The Boy Behind Mr. Flux

By April 2, 2013Blog

To celebrate today’s release of Mr. Flux I would like to introduce you to my youngest son—also known as the child who inspired the story. Mika is a sentry of sameness. He is a child who likes to sit in his exact same chair in his exact same place and eat his exact same food (mostly fruit and vegetables) in his exact same pants (soft jeans that vary only in color). He prefers to have things served in pairs and if not pairs, then in eights. Do not offer him three of anything. He will refuse. On weekends and holidays, he likes to see his friend Theo and play Lego or invent stories about marshmallows. On warm days, he likes to ride his same old bike, which is now too small for him but never-mind, he and the bicycle “are not getting divorced ever.”

If I have made him sound routine and boring I apologize. Like his mother, he can be operatic in his fancies and moods. He has a vibrant imagination and can often be found sitting in his exact same chair drawing comics with his exact same pen or pencil. He can fill books and books this way and it is not unusual for me to open up an important (to me) writing notebook only to find it colonized by important (to him) robots and marshmallow men. Here is his drawing of “Random City”, an apparently inhospitable place.

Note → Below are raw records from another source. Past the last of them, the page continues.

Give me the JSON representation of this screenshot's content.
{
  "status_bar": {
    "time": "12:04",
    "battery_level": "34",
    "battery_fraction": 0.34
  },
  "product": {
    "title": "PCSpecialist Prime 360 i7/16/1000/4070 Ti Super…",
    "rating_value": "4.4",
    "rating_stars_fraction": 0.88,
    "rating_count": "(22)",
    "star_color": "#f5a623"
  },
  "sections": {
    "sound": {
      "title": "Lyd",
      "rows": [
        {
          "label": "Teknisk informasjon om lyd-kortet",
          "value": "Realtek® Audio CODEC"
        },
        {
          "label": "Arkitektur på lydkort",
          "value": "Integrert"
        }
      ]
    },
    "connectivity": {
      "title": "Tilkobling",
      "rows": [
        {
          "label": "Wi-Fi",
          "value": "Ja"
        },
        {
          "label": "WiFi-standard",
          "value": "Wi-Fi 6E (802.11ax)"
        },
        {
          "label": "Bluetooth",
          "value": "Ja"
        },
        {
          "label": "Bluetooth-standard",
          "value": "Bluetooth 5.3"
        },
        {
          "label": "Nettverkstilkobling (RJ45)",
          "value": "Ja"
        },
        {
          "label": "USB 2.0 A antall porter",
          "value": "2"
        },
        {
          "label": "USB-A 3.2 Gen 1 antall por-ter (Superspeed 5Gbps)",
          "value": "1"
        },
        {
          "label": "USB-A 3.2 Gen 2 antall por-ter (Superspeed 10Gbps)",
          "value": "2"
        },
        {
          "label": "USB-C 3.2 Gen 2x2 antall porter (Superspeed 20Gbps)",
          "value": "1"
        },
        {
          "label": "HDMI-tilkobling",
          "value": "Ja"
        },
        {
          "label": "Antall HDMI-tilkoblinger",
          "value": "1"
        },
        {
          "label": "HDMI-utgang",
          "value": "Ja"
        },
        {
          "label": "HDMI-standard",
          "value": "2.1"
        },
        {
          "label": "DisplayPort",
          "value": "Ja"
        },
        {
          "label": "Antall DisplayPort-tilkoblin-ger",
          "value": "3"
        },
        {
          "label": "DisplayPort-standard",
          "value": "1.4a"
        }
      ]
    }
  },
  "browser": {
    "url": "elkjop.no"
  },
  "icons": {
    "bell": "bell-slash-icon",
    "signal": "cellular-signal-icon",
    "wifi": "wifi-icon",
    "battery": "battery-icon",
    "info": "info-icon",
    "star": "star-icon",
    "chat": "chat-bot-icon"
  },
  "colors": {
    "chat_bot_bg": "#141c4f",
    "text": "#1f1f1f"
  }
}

Sometimes he will bolt out of his chair and rearrange tchotchkes on our shelves or put Mimi’s cat bowl, which sometimes drifts across the floor, back where it belongs. He seems to have an innate sense of Feng Shui and his sense of order is easily insulted. His brother’s appearance, for example, is often unruly and thus an affront to his sensibilities. In many ways, my youngest son resembles Martin who might have similar responses to the following prompts…

Best change: “Winter to Spring.” Scariest change: “Day to Night.” Most changing experience: “When I gave up Huggie (my blanket) and when I stopped eating gluten.” Most wished for change: “I would like to be a bird that doesn’t have any fears.”

Despite his wariness, he constantly surprises me. He may not spin toy rabbits on a turntable or throw hats out the window (as Martin and Mr. Flux do in the story) but his mind is constantly a-flux with new ideas and creations. He may appear outwardly conservative but inwardly he is an anarchic wizard—a living reminder to not judge a book etc. Twyla Tharp once noted: “Before you can think out of the box, you have to start with a box” and I know Mika and Martin would both agree.

So there you are. I hope you’ll pick up a copy of Mr. Flux and share it with any Martins (or Mikas) you may know. Matte Stephens and I are both very proud of our collaboration.